### [Dataset rows for apps and sites]
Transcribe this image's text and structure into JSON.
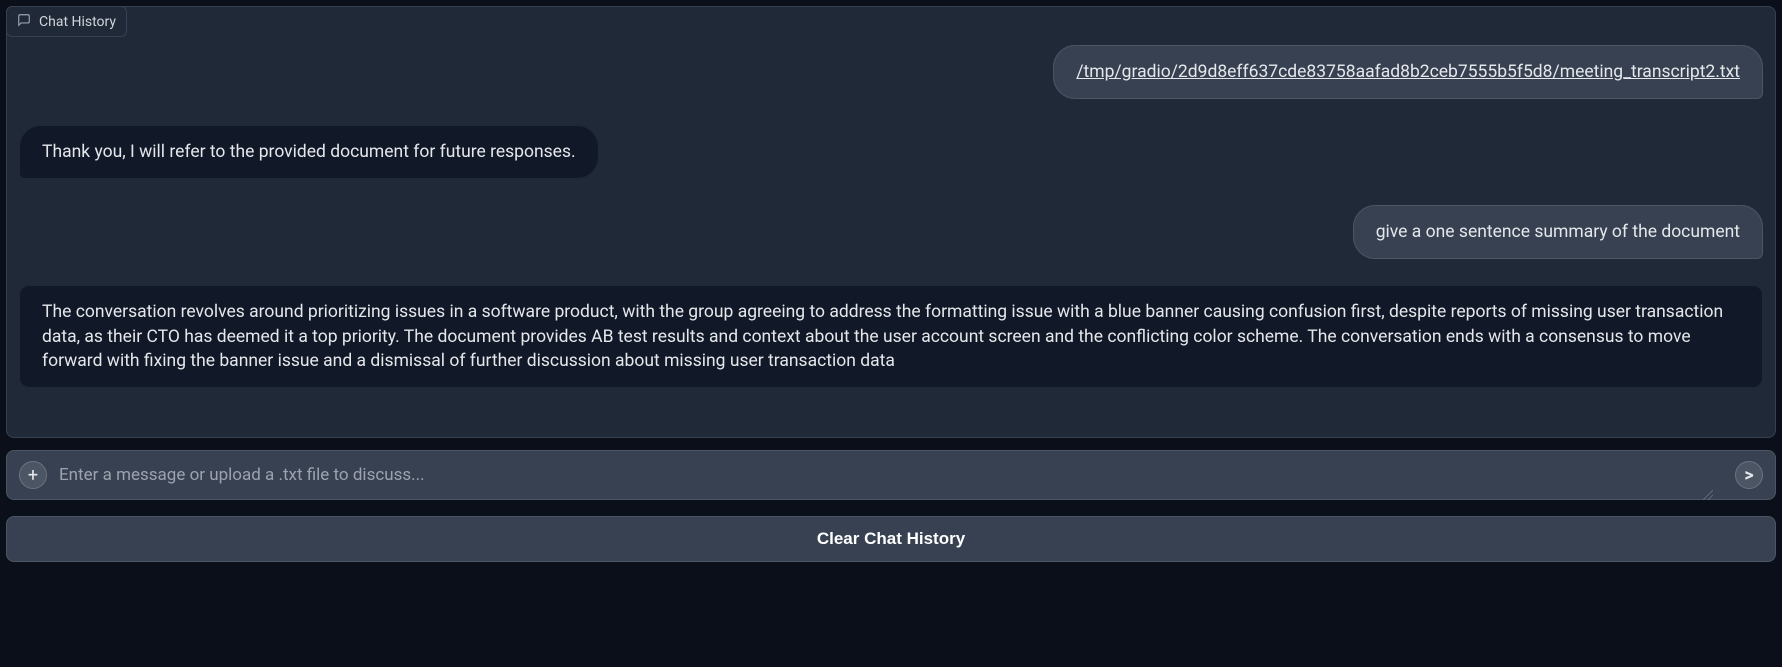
{
  "header": {
    "tab_label": "Chat History"
  },
  "messages": [
    {
      "role": "user",
      "type": "file",
      "text": "/tmp/gradio/2d9d8eff637cde83758aafad8b2ceb7555b5f5d8/meeting_transcript2.txt"
    },
    {
      "role": "bot",
      "type": "text",
      "text": "Thank you, I will refer to the provided document for future responses."
    },
    {
      "role": "user",
      "type": "text",
      "text": "give a one sentence summary of the document"
    },
    {
      "role": "bot",
      "type": "wide",
      "text": "The conversation revolves around prioritizing issues in a software product, with the group agreeing to address the formatting issue with a blue banner causing confusion first, despite reports of missing user transaction data, as their CTO has deemed it a top priority. The document provides AB test results and context about the user account screen and the conflicting color scheme. The conversation ends with a consensus to move forward with fixing the banner issue and a dismissal of further discussion about missing user transaction data"
    }
  ],
  "input": {
    "placeholder": "Enter a message or upload a .txt file to discuss...",
    "value": ""
  },
  "buttons": {
    "add": "+",
    "send": ">",
    "clear": "Clear Chat History"
  }
}
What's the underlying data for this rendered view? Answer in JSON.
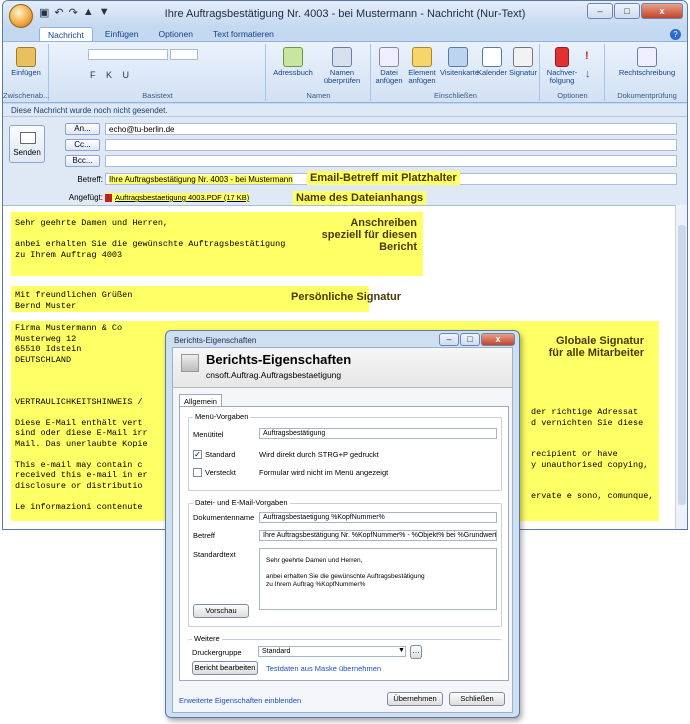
{
  "window": {
    "title": "Ihre Auftragsbestätigung Nr. 4003 - bei Mustermann - Nachricht (Nur-Text)",
    "controls": [
      "–",
      "□",
      "x"
    ]
  },
  "tabs": [
    "Nachricht",
    "Einfügen",
    "Optionen",
    "Text formatieren"
  ],
  "ribbon": {
    "einfuegen": "Einfügen",
    "zwischenablage": "Zwischenab...",
    "basistext": "Basistext",
    "adressbuch": "Adressbuch",
    "namen_ueberpruefen": "Namen überprüfen",
    "namen": "Namen",
    "datei_anfuegen": "Datei anfügen",
    "element_anfuegen": "Element anfügen",
    "visitenkarte": "Visitenkarte",
    "kalender": "Kalender",
    "signatur": "Signatur",
    "einschliessen": "Einschließen",
    "nachverfolgung": "Nachver-folgung",
    "optionen": "Optionen",
    "rechtschreibung": "Rechtschreibung",
    "dokumentpruefung": "Dokumentprüfung"
  },
  "info_bar": "Diese Nachricht wurde noch nicht gesendet.",
  "header": {
    "send": "Senden",
    "an_btn": "An...",
    "an_val": "echo@tu-berlin.de",
    "cc_btn": "Cc...",
    "bcc_btn": "Bcc...",
    "betreff_label": "Betreff:",
    "betreff_val": "Ihre Auftragsbestätigung Nr. 4003 - bei Mustermann",
    "angefuegt_label": "Angefügt:",
    "angefuegt_val": "Auftragsbestaetigung 4003.PDF (17 KB)"
  },
  "annotations": {
    "betreff": "Email-Betreff mit Platzhalter",
    "dateiname": "Name des Dateianhangs",
    "anschreiben": "Anschreiben speziell für diesen Bericht",
    "signatur": "Persönliche Signatur",
    "global": "Globale Signatur für alle Mitarbeiter"
  },
  "body": {
    "anschreiben": "Sehr geehrte Damen und Herren,\n\nanbei erhalten Sie die gewünschte Auftragsbestätigung\nzu Ihrem Auftrag 4003",
    "signatur": "Mit freundlichen Grüßen\nBernd Muster",
    "firma": "Firma Mustermann & Co\nMusterweg 12\n65510 Idstein\nDEUTSCHLAND\n\n\n\nVERTRAULICHKEITSHINWEIS /\n\nDiese E-Mail enthält vert\nsind oder diese E-Mail irr\nMail. Das unerlaubte Kopie\n\nThis e-mail may contain c\nreceived this e-mail in er\ndisclosure or distributio\n\nLe informazioni contenute",
    "right_tail": "der richtige Adressat\nd vernichten Sie diese\n\n\nrecipient or have\ny unauthorised copying,\n\n\nervate e sono, comunque,"
  },
  "dialog": {
    "title": "Berichts-Eigenschaften",
    "heading": "Berichts-Eigenschaften",
    "subheading": "cnsoft.Auftrag.Auftragsbestaetigung",
    "tab": "Allgemein",
    "menu_group": "Menü-Vorgaben",
    "menutitel_label": "Menütitel",
    "menutitel_val": "Auftragsbestätigung",
    "standard_label": "Standard",
    "standard_desc": "Wird direkt durch STRG+P gedruckt",
    "versteckt_label": "Versteckt",
    "versteckt_desc": "Formular wird nicht im Menü angezeigt",
    "file_group": "Datei- und E-Mail-Vorgaben",
    "dokname_label": "Dokumentenname",
    "dokname_val": "Auftragsbestaetigung %KopfNummer%",
    "betreff_label": "Betreff",
    "betreff_val": "Ihre Auftragsbestätigung Nr. %KopfNummer% - %Objekt% bei %Grundwerte.Fir",
    "standardtext_label": "Standardtext",
    "standardtext_val": "Sehr geehrte Damen und Herren,\n\nanbei erhalten Sie die gewünschte Auftragsbestätigung\nzu Ihrem Auftrag %KopfNummer%",
    "vorschau": "Vorschau",
    "weitere_group": "Weitere",
    "druckergruppe_label": "Druckergruppe",
    "druckergruppe_val": "Standard",
    "bericht_bearbeiten": "Bericht bearbeiten",
    "testdaten": "Testdaten aus Maske übernehmen",
    "erweiterte": "Erweiterte Eigenschaften einblenden",
    "uebernehmen": "Übernehmen",
    "schliessen": "Schließen"
  }
}
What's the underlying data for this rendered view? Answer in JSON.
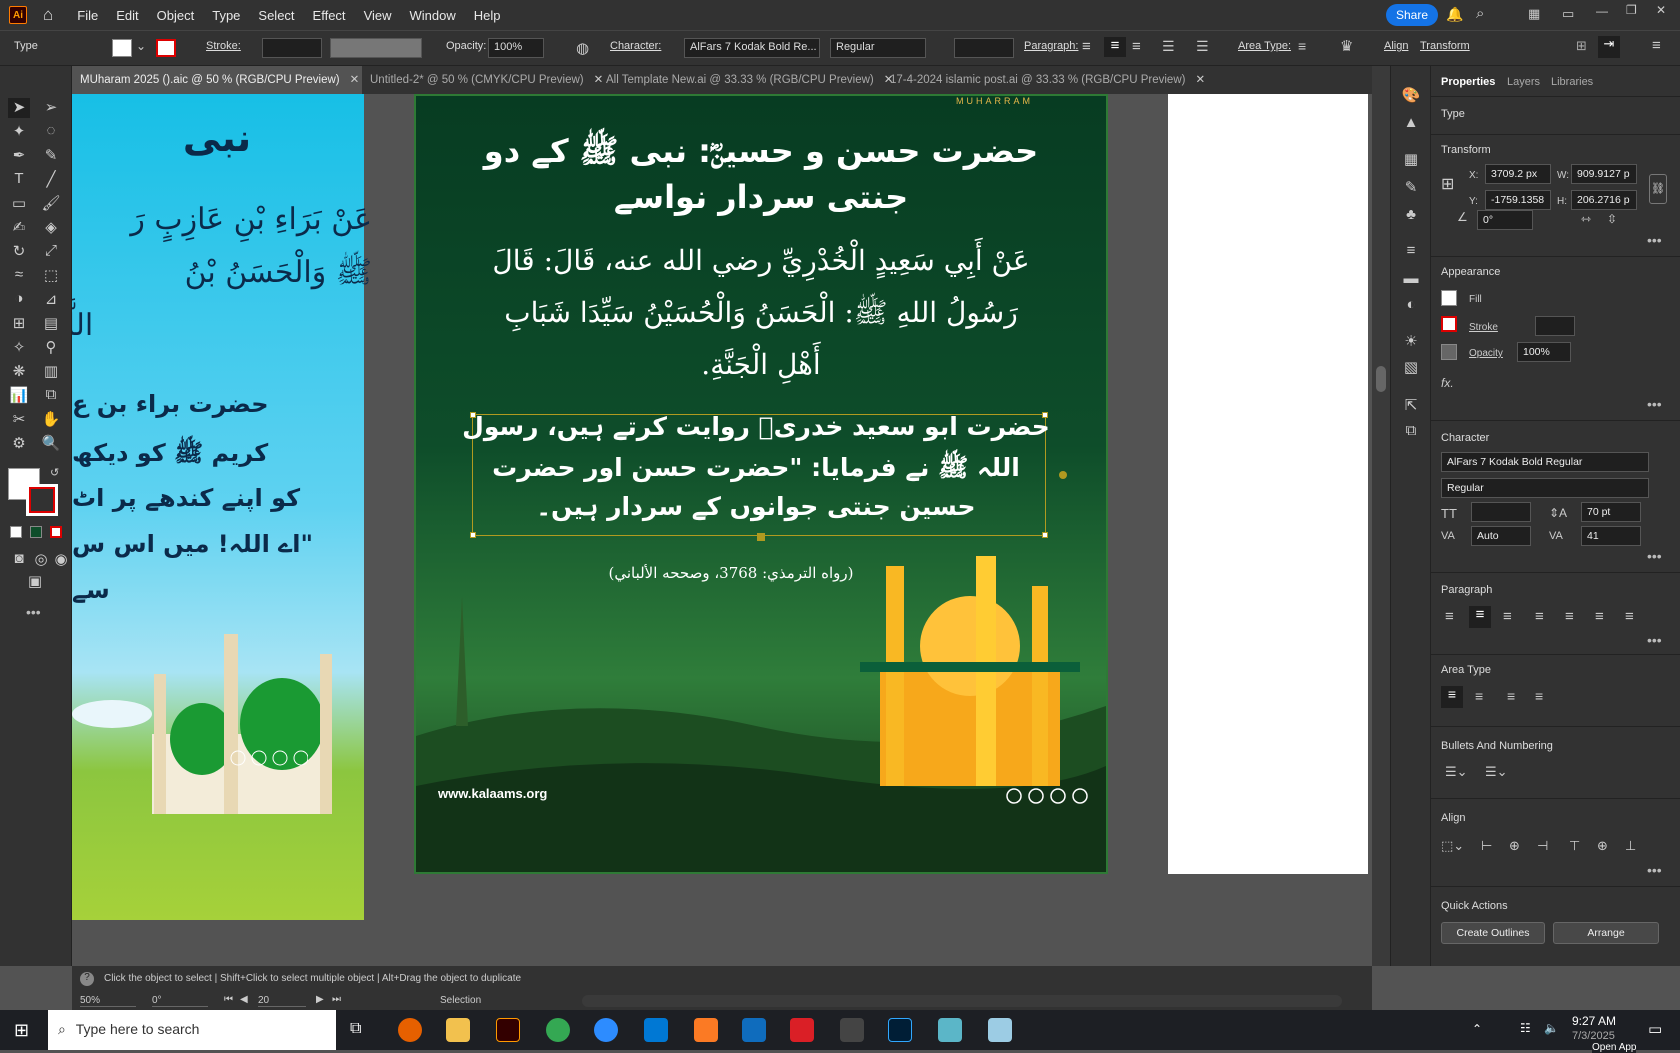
{
  "app": {
    "logo": "Ai",
    "share": "Share"
  },
  "menu": [
    "File",
    "Edit",
    "Object",
    "Type",
    "Select",
    "Effect",
    "View",
    "Window",
    "Help"
  ],
  "control": {
    "type_label": "Type",
    "stroke_label": "Stroke:",
    "opacity_label": "Opacity:",
    "opacity_value": "100%",
    "character_label": "Character:",
    "font_name": "AlFars 7 Kodak Bold Re...",
    "font_style": "Regular",
    "paragraph_label": "Paragraph:",
    "area_type_label": "Area Type:",
    "align_label": "Align",
    "transform_label": "Transform"
  },
  "tabs": [
    {
      "label": "MUharam 2025 ().aic @ 50 % (RGB/CPU Preview)"
    },
    {
      "label": "Untitled-2* @ 50 % (CMYK/CPU Preview)"
    },
    {
      "label": "All Template New.ai @ 33.33 % (RGB/CPU Preview)"
    },
    {
      "label": "17-4-2024 islamic post.ai @ 33.33 % (RGB/CPU Preview)"
    }
  ],
  "artboard_left": {
    "title": "نبی",
    "arabic_1": "عَنْ بَرَاءِ بْنِ عَازِبٍ رَ",
    "arabic_2": "ﷺ وَالْحَسَنُ بْنُ",
    "arabic_3": "اللَّهُمَّ",
    "urdu_1": "حضرت براء بن ع",
    "urdu_2": "کریم ﷺ کو دیکھ",
    "urdu_3": "کو اپنے کندھے پر اٹ",
    "urdu_4": "\"اے اللہ! میں اس س",
    "urdu_5": "سے"
  },
  "artboard_main": {
    "top_label": "MUHARRAM",
    "title_line1": "حضرت حسن و حسینؓ: نبی ﷺ کے دو",
    "title_line2": "جنتی سردار نواسے",
    "hadith_line1": "عَنْ أَبِي سَعِيدٍ الْخُدْرِيِّ رضي الله عنه، قَالَ: قَالَ",
    "hadith_line2": "رَسُولُ اللهِ ﷺ: الْحَسَنُ وَالْحُسَيْنُ سَيِّدَا شَبَابِ",
    "hadith_line3": "أَهْلِ الْجَنَّةِ.",
    "urdu_line1": "حضرت ابو سعید خدریؓ روایت کرتے ہیں، رسول",
    "urdu_line2": "اللہ ﷺ نے فرمایا: \"حضرت حسن اور حضرت",
    "urdu_line3": "حسین جنتی جوانوں کے سردار ہیں۔",
    "reference": "(رواه الترمذي: 3768، وصححه الألباني)",
    "website": "www.kalaams.org"
  },
  "panel": {
    "tabs": [
      "Properties",
      "Layers",
      "Libraries"
    ],
    "section_type": "Type",
    "transform": {
      "title": "Transform",
      "x_label": "X:",
      "x": "3709.2 px",
      "y_label": "Y:",
      "y": "-1759.1358",
      "w_label": "W:",
      "w": "909.9127 p",
      "h_label": "H:",
      "h": "206.2716 p",
      "angle": "0°"
    },
    "appearance": {
      "title": "Appearance",
      "fill": "Fill",
      "stroke": "Stroke",
      "opacity": "Opacity",
      "opacity_value": "100%",
      "fx": "fx."
    },
    "character": {
      "title": "Character",
      "font": "AlFars 7 Kodak Bold Regular",
      "style": "Regular",
      "leading": "70 pt",
      "kerning": "Auto",
      "tracking": "41"
    },
    "paragraph_title": "Paragraph",
    "area_type_title": "Area Type",
    "bullets_title": "Bullets And Numbering",
    "align_title": "Align",
    "quick_actions": {
      "title": "Quick Actions",
      "create_outlines": "Create Outlines",
      "arrange": "Arrange"
    }
  },
  "status": {
    "hint": "Click the object to select  |  Shift+Click to select multiple object  |  Alt+Drag the object to duplicate",
    "zoom": "50%",
    "rotation": "0°",
    "artboard": "20",
    "tool": "Selection"
  },
  "taskbar": {
    "search": "Type here to search",
    "time": "9:27 AM",
    "date": "7/3/2025",
    "open_app": "Open App"
  },
  "colors": {
    "accent": "#1473e6",
    "ai_orange": "#ff9a00"
  }
}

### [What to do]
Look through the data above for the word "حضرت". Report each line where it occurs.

### [Result of this task]
    "urdu_1": "حضرت براء بن ع",
    "title_line1": "حضرت حسن و حسینؓ: نبی ﷺ کے دو",
    "urdu_line1": "حضرت ابو سعید خدریؓ روایت کرتے ہیں، رسول",
    "urdu_line2": "اللہ ﷺ نے فرمایا: \"حضرت حسن اور حضرت",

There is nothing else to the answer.